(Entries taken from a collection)

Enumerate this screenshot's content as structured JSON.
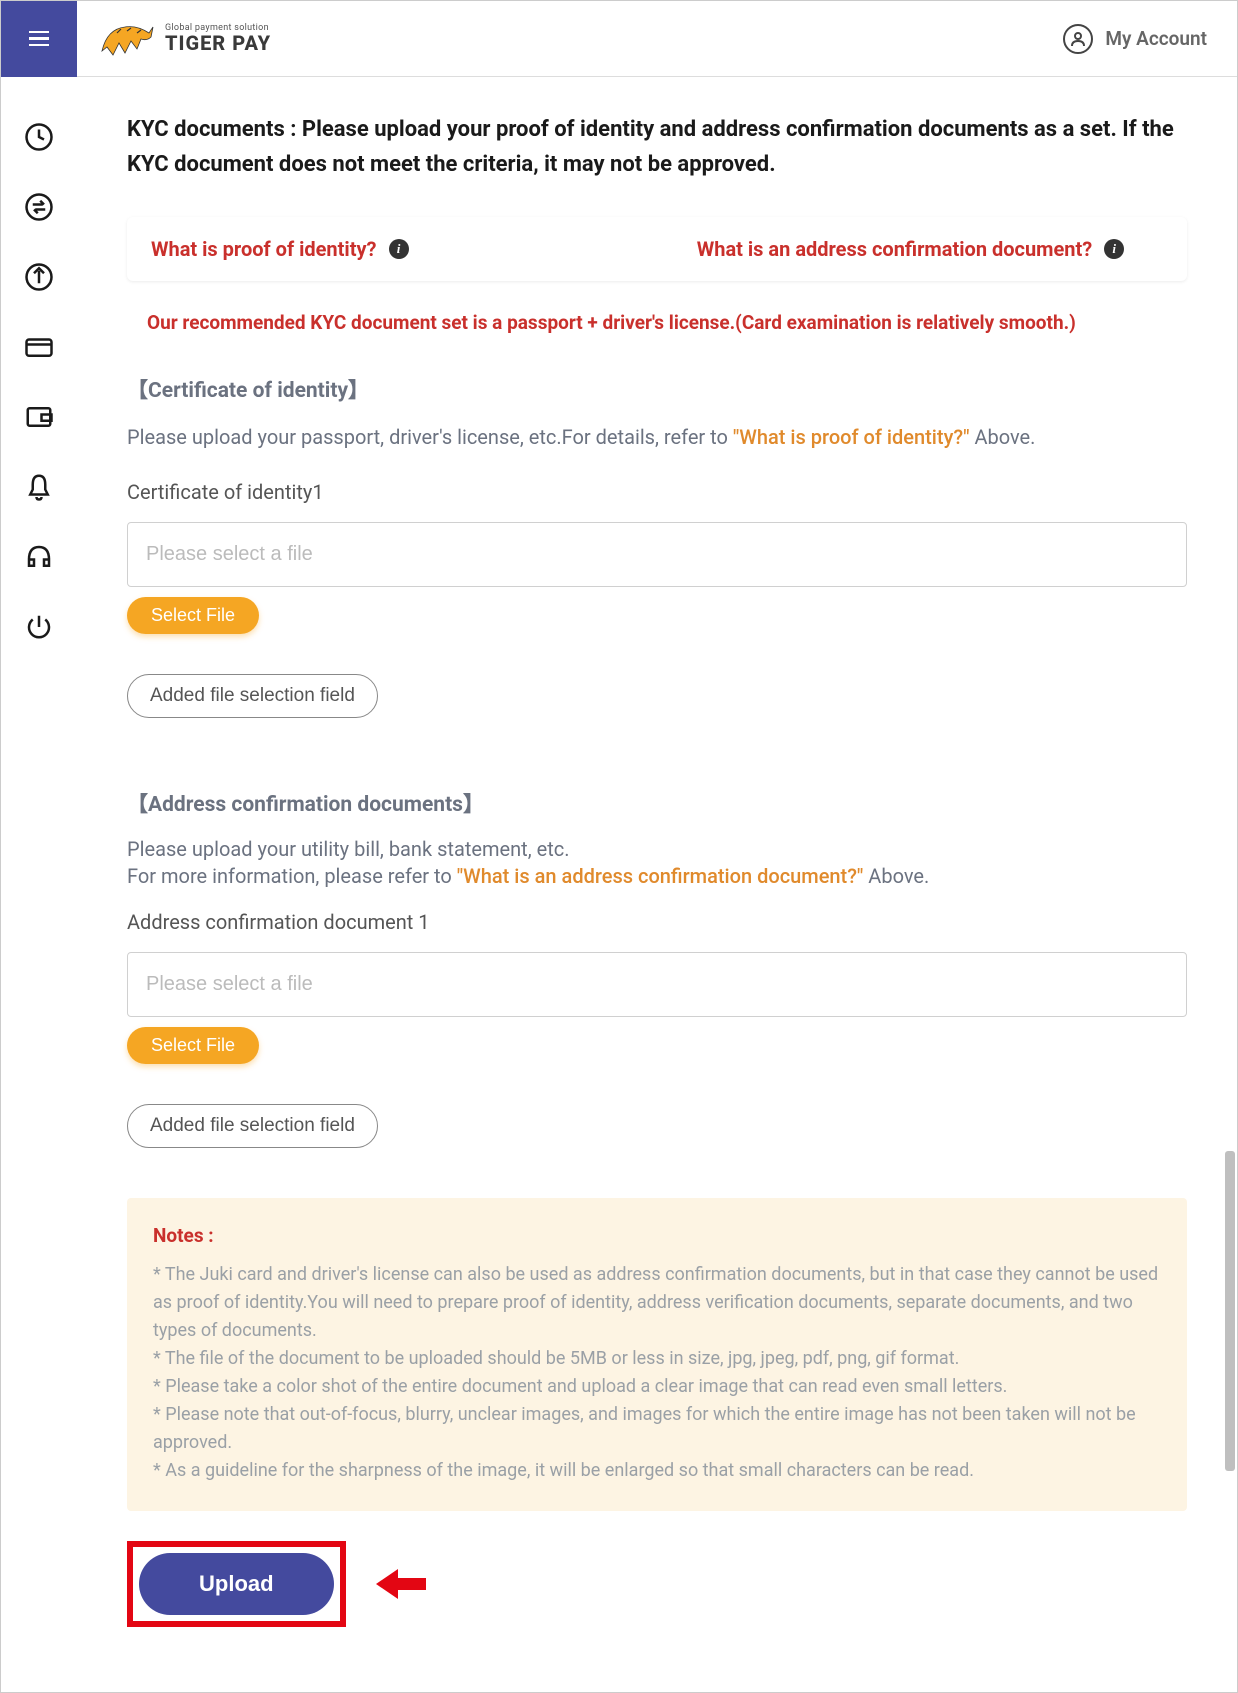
{
  "header": {
    "logo_tagline": "Global payment solution",
    "logo_brand": "TIGER PAY",
    "account_label": "My Account"
  },
  "kyc": {
    "heading": "KYC documents : Please upload your proof of identity and address confirmation documents as a set. If the KYC document does not meet the criteria, it may not be approved.",
    "info_identity": "What is proof of identity?",
    "info_address": "What is an address confirmation document?",
    "recommend": "Our recommended KYC document set is a passport + driver's license.(Card examination is relatively smooth.)"
  },
  "identity": {
    "section_title": "【Certificate of identity】",
    "desc_pre": "Please upload your passport, driver's license, etc.For details, refer to ",
    "desc_link": "\"What is proof of identity?\"",
    "desc_post": " Above.",
    "field_label": "Certificate of identity1",
    "placeholder": "Please select a file",
    "select_btn": "Select File",
    "add_field_btn": "Added file selection field"
  },
  "address": {
    "section_title": "【Address confirmation documents】",
    "desc_line1": "Please upload your utility bill, bank statement, etc.",
    "desc_line2_pre": "For more information, please refer to ",
    "desc_link": "\"What is an address confirmation document?\"",
    "desc_line2_post": " Above.",
    "field_label": "Address confirmation document 1",
    "placeholder": "Please select a file",
    "select_btn": "Select File",
    "add_field_btn": "Added file selection field"
  },
  "notes": {
    "title": "Notes :",
    "items": [
      "* The Juki card and driver's license can also be used as address confirmation documents, but in that case they cannot be used as proof of identity.You will need to prepare proof of identity, address verification documents, separate documents, and two types of documents.",
      "* The file of the document to be uploaded should be 5MB or less in size, jpg, jpeg, pdf, png, gif format.",
      "* Please take a color shot of the entire document and upload a clear image that can read even small letters.",
      "* Please note that out-of-focus, blurry, unclear images, and images for which the entire image has not been taken will not be approved.",
      "* As a guideline for the sharpness of the image, it will be enlarged so that small characters can be read."
    ]
  },
  "upload_btn": "Upload"
}
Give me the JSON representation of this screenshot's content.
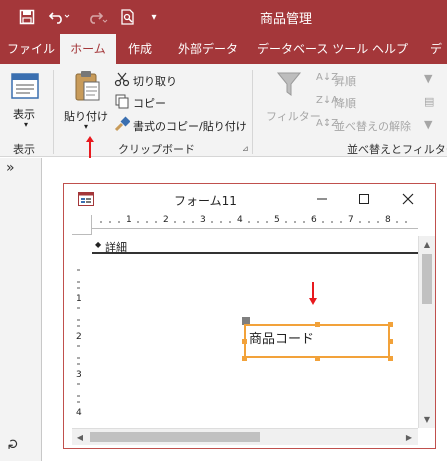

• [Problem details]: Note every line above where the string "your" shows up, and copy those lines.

• [Result of this exercise]:
    "heading": "KYC documents : Please upload your proof of identity and address confirmation documents as a set. If the KYC document does not meet the criteria, it may not be approved.",
    "desc_pre": "Please upload your passport, driver's license, etc.For details, refer to ",
    "desc_line1": "Please upload your utility bill, bank statement, etc.",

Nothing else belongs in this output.